OBJECTIVE: In this work, we introduce Permutation Disalignment Index (PDI) as a novel nonlinear, amplitude independent, robust to noise metric of coupling strength between time series, with the aim of applying it to electroencephalographic (EEG) signals recorded longitudinally from Alzheimer's Disease (AD) and Mild Cognitive Impaired (MCI) patients. The goal is to indirectly estimate the connectivity between the cortical areas, through the quantification of the coupling strength between the corresponding EEG signals, in order to find a possible matching with the disease's progression.
METHOD: PDI is first defined and tested on simulated interacting dynamic systems. PDI is then applied to real EEG recorded from 8 amnestic MCI subjects and 7 AD patients, who were longitudinally evaluated at time [Formula: see text]0 and 3 months later (time [Formula: see text]1). At time [Formula: see text]1, 5 out of 8 MCI patients were still diagnosed MCI (stable MCI) whereas the remaining 3 exhibited a conversion from MCI to AD (prodromal AD). PDI was compared to the Spectral Coherence and the Dissimilarity Index.

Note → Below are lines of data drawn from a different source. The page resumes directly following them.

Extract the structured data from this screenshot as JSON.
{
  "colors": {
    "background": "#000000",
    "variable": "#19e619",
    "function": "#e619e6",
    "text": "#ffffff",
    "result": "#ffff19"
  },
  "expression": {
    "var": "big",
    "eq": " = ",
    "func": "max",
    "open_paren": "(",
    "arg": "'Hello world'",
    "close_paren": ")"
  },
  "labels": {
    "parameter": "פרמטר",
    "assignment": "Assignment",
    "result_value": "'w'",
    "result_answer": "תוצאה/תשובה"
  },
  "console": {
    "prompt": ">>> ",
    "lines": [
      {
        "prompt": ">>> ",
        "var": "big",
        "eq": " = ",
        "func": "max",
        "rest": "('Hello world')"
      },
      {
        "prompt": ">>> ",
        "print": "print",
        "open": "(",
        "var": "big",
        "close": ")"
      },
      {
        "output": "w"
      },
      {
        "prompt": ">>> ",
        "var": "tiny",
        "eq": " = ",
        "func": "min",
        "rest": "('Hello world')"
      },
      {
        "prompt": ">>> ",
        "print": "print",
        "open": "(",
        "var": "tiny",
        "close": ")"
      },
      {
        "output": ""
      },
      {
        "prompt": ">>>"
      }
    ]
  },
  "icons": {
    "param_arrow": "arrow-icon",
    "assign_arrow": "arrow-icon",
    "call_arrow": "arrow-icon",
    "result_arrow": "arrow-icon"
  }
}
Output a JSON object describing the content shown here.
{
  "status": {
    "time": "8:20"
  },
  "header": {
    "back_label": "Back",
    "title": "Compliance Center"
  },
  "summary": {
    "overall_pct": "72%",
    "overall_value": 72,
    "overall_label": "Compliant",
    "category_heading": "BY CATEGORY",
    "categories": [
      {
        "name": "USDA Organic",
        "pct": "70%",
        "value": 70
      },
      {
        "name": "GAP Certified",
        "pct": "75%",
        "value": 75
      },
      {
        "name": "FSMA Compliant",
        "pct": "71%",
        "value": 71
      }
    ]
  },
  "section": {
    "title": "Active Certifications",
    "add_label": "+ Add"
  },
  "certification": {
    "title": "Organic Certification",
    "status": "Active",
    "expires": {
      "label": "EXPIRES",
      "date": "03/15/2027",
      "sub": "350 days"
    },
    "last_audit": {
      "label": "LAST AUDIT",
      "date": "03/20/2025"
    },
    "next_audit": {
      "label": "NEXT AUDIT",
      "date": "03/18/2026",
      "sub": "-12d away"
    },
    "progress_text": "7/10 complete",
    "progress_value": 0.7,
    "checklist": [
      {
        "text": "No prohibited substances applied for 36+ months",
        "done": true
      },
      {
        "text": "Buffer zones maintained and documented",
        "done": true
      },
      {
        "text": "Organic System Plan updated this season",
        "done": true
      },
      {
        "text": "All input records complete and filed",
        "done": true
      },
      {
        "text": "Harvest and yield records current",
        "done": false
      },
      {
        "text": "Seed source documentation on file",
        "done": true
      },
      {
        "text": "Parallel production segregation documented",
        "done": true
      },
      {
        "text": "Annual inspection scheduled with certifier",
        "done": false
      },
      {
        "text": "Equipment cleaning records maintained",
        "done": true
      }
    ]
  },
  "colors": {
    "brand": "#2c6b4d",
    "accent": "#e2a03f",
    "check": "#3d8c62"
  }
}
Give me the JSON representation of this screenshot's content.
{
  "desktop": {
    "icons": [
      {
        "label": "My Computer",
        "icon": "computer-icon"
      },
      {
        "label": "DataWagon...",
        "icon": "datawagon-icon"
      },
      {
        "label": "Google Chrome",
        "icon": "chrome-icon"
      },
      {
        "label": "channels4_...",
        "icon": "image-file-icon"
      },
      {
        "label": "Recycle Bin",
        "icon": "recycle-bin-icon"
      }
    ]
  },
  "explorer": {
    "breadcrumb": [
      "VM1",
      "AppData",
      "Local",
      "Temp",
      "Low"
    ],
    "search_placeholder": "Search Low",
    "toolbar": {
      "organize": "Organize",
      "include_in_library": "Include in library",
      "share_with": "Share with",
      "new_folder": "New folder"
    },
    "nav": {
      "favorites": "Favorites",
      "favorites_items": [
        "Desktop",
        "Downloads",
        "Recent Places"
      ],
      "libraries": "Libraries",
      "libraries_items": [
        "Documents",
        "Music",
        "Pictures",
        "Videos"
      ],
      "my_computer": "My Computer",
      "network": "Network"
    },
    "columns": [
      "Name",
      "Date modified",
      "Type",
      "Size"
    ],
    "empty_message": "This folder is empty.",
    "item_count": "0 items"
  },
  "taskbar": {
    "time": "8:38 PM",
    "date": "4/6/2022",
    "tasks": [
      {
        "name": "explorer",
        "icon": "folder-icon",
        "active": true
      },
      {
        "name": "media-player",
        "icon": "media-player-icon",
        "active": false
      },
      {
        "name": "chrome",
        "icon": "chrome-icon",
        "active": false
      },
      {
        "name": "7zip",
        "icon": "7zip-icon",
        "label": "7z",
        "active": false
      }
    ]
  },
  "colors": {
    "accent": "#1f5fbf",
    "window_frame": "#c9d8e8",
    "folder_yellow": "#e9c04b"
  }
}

RESULTS: Limited to the size of the analyzed dataset, both Coherence and PDI resulted sensitive to the conversion from MCI to AD, even though only PDI resulted specific. In particular, the intrasubject variability study showed that the three patients who converted to AD exhibited a significantly ([Formula: see text]) increased PDI (reduced coupling strength) in delta and theta bands. As regards Coherence, even though it significantly decreased in the three converted patients, in delta and theta bands, such a behavior was also detectable in one stable MCI patient, in delta band, thus making Coherence not specific. From the Dissimilarity Index point of view, the converted MCI showed no peculiar behavior.
CONCLUSIONS: PDI significantly increased, in delta and theta bands, specifically in the MCI subjects who converted to AD. The increase of PDI reflects a reduced coupling strength among the brain areas, which is consistent with the expected connectivity reduction associated to AD progression.
- Journal Article